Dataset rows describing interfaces
---------------

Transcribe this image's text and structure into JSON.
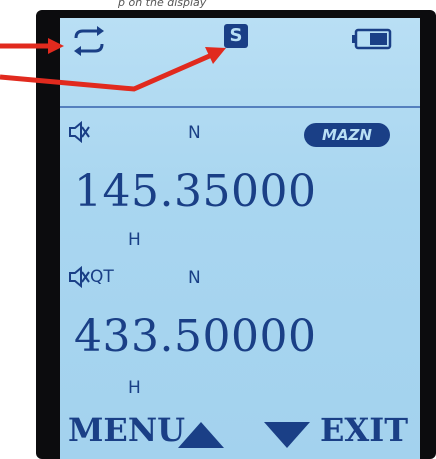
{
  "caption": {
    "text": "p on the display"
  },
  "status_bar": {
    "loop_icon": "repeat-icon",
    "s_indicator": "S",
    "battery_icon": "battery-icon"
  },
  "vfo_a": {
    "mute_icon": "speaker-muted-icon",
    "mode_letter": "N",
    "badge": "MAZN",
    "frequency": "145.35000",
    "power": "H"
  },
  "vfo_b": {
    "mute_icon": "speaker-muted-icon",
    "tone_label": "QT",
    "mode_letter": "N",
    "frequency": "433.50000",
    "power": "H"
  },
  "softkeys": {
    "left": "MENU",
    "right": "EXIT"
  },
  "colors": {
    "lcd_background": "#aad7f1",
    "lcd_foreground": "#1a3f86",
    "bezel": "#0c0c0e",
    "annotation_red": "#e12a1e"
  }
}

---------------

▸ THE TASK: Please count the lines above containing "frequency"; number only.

▸ RESULT OF THE TASK: 2